*Your goal*. The records below are to be restated word for word, with every picture left out.
= = =
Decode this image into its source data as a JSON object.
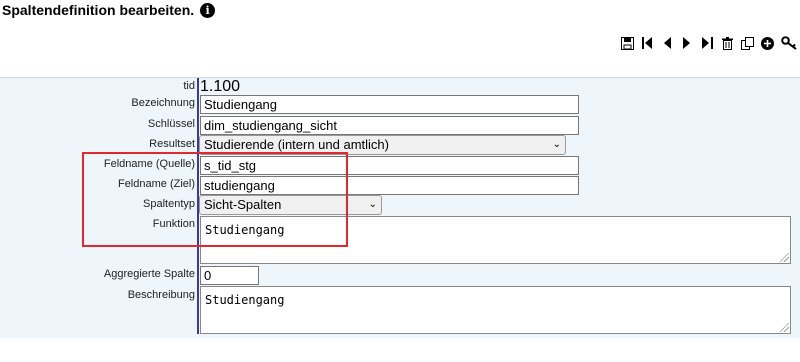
{
  "header": {
    "title": "Spaltendefinition bearbeiten."
  },
  "toolbar": {
    "icons": [
      "save-icon",
      "first-icon",
      "prev-icon",
      "next-icon",
      "last-icon",
      "delete-icon",
      "copy-icon",
      "add-icon",
      "key-icon"
    ]
  },
  "form": {
    "tid": {
      "label": "tid",
      "value": "1.100"
    },
    "bezeichnung": {
      "label": "Bezeichnung",
      "value": "Studiengang"
    },
    "schluessel": {
      "label": "Schlüssel",
      "value": "dim_studiengang_sicht"
    },
    "resultset": {
      "label": "Resultset",
      "value": "Studierende (intern und amtlich)"
    },
    "feldname_quelle": {
      "label": "Feldname (Quelle)",
      "value": "s_tid_stg"
    },
    "feldname_ziel": {
      "label": "Feldname (Ziel)",
      "value": "studiengang"
    },
    "spaltentyp": {
      "label": "Spaltentyp",
      "value": "Sicht-Spalten"
    },
    "funktion": {
      "label": "Funktion",
      "value": "Studiengang"
    },
    "aggregierte_spalte": {
      "label": "Aggregierte Spalte",
      "value": "0"
    },
    "beschreibung": {
      "label": "Beschreibung",
      "value": "Studiengang"
    }
  },
  "colors": {
    "panel_bg": "#eef5fb",
    "highlight_box": "#e0282e",
    "divider": "#3a3a9a"
  }
}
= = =
*Task solution*.
Decode this image into its source data as a JSON object.
{
  "header": {
    "title": "Spaltendefinition bearbeiten."
  },
  "toolbar": {
    "icons": [
      "save-icon",
      "first-icon",
      "prev-icon",
      "next-icon",
      "last-icon",
      "delete-icon",
      "copy-icon",
      "add-icon",
      "key-icon"
    ]
  },
  "form": {
    "tid": {
      "label": "tid",
      "value": "1.100"
    },
    "bezeichnung": {
      "label": "Bezeichnung",
      "value": "Studiengang"
    },
    "schluessel": {
      "label": "Schlüssel",
      "value": "dim_studiengang_sicht"
    },
    "resultset": {
      "label": "Resultset",
      "value": "Studierende (intern und amtlich)"
    },
    "feldname_quelle": {
      "label": "Feldname (Quelle)",
      "value": "s_tid_stg"
    },
    "feldname_ziel": {
      "label": "Feldname (Ziel)",
      "value": "studiengang"
    },
    "spaltentyp": {
      "label": "Spaltentyp",
      "value": "Sicht-Spalten"
    },
    "funktion": {
      "label": "Funktion",
      "value": "Studiengang"
    },
    "aggregierte_spalte": {
      "label": "Aggregierte Spalte",
      "value": "0"
    },
    "beschreibung": {
      "label": "Beschreibung",
      "value": "Studiengang"
    }
  },
  "colors": {
    "panel_bg": "#eef5fb",
    "highlight_box": "#e0282e",
    "divider": "#3a3a9a"
  }
}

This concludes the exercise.